On our way to the Altiplano
After so many days in the Sacred Valley, our plan was to return to Cusco and maybe stay another day or two. Unfortunately we left our hostel too late and most colectivos were already gone.
No big deal though. We found a taxi driver, or rather he found us, that would take us for about the same price. We just had to wait for him to fill up the other 3 vacant seats so the journey would be profitable for him.
The driver, in good Peruvian form, was driving like crazy, risking on every overtake maneuver, only to be waiting about 30 minutes further up the road as they were cleaning a landslide.
Back in Cusco we did a final walk around the old town, and decided we would continue on rather than staying another day in the city.
The route to Puno is a long climb with moderate gradient all the way up the altiplano. However, many other cyclists claim the road is boring, and you need to pass near Juliaca, a city famous for crime and insecurity. So we decided that we would take the bus for hopefully a last time.
The only way to Puno was a night bus, so we sacrificed views for a night saved in a hotel. We picked the bikes from the garage of our hosts in Cusco, cycled to the bus station, and waited for our bus. We were told to be there half hour before departure, and in the end the bus came 20 minutes late.
We arrived in Puno exactly when the sun was coming out, and that was good as at 3800 mts it was pretty cold. We waited a bit inside the bus station until the sun was fully out, and then headed to the city looking for a hostel. We found one with a reasonable price in a central location, and to our pleasant surprise another cyclist was lodged there.
Jose, an Spaniard with a very interesting story. He had started his journey in Cancun nearly 3 years ago, spent the 2 years of the pandemic in Colombia working in farms, and then re-started his trip.
The city of Puno lays on the shore of the Titicaca lake, and it’s famous for the Uros floating islands, plus some toured visits to other nearby islands like Taquile or Amantani., that we decided to skip.
We went walking to the harbour, and after receiving different offers to take us to the Uros islands, in the end we decided to go with the standard tour, which was similarly priced and less dodgy looking. We did not want to bring the kids in an old barge!
On the return we did a walk along the bay, where we saw many birds, among them flamingos, although in some areas there was a strong smell to sewage.
We spent a second day in Puno, mostly walking around the city, loading on food for the days ahead, and getting all the paperwork ready to enter Bolivia.
As we have been cycling south, the requirements on each border have gotten easier or at least more reasonable. Bolivia though is still quite strict, requiring a copy of the passports in paper, proof of private health insurance, again in paper, and a PCR test done in the previous 72 hours.
Since it would take us about exactly 3 days to reach the border by bike, it was not very feasible to take the test, wait for the results, and then cycle like crazy to arrive on time to the border. Also, most Puno clinics were taking advantage of the situation by charging up to 200$ for a test.

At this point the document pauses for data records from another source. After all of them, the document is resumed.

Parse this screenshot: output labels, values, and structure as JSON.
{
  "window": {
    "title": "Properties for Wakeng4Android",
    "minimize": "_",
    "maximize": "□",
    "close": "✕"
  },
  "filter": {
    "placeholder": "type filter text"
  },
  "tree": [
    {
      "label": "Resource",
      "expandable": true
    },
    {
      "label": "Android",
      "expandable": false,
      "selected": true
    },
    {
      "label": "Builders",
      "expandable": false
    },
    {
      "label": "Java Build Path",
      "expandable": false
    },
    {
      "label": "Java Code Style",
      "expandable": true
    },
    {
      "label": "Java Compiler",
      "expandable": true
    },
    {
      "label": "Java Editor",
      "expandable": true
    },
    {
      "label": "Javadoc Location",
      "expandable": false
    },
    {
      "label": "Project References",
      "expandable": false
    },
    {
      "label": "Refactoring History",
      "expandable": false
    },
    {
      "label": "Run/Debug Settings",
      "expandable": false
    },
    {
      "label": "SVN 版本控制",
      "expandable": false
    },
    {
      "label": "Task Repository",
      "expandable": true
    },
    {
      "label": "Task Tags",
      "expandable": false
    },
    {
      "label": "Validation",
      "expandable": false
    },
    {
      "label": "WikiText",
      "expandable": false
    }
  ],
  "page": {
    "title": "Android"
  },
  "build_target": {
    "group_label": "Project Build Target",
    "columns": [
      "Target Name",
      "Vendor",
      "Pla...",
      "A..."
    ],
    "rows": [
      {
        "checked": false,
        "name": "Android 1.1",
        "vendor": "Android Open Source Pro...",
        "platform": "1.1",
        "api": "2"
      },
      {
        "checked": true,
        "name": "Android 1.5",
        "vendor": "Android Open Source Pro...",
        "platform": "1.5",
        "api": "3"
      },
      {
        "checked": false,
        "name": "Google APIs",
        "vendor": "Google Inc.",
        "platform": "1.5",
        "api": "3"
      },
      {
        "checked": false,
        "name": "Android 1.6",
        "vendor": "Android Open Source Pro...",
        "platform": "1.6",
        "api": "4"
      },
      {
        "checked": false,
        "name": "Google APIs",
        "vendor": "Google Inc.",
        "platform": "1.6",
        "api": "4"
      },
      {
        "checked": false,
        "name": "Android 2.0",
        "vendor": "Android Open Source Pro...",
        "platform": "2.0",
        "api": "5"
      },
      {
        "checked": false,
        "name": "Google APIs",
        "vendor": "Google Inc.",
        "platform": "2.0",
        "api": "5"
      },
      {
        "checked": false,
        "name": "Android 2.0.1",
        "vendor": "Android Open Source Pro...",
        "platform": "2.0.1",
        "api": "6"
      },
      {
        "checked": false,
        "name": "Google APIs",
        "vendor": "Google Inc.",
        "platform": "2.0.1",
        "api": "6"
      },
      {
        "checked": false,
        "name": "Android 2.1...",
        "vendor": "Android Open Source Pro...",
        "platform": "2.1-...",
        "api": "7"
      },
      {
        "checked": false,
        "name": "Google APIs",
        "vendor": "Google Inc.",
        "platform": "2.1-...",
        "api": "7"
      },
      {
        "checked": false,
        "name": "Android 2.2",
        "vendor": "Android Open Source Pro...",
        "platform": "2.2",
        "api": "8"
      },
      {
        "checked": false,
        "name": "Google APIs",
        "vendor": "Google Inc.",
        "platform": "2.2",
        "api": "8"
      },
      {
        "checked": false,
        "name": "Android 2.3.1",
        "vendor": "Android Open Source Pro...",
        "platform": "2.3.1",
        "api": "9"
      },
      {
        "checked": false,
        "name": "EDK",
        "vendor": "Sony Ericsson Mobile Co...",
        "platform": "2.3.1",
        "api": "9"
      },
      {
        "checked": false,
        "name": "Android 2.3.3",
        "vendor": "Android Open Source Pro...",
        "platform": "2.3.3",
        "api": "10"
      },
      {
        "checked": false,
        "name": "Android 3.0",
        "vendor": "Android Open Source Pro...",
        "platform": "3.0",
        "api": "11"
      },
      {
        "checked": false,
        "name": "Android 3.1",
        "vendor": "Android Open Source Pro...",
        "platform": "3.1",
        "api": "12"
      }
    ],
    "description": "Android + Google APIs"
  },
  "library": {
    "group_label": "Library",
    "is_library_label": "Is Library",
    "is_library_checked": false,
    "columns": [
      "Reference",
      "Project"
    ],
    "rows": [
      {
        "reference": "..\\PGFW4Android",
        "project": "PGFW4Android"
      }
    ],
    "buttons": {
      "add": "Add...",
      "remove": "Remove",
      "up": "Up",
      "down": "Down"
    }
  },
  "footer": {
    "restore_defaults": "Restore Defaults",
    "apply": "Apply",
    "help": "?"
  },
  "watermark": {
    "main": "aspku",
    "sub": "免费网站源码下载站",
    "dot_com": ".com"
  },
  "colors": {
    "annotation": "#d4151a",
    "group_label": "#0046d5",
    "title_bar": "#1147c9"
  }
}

Luckily, everything is possible in South America. We got a contact that would provide us with a PCR certificate for a much smaller amount and for whatever date we pleased, so we went for it. As usual, they messed up with the dates so they needed to do the certificates all over again, but the correct ones arrived just minutes before we were planning to leave, so it was all good.
Now, time to finally go back to the bikes and cycle towards Bolivia along Titicaca lake.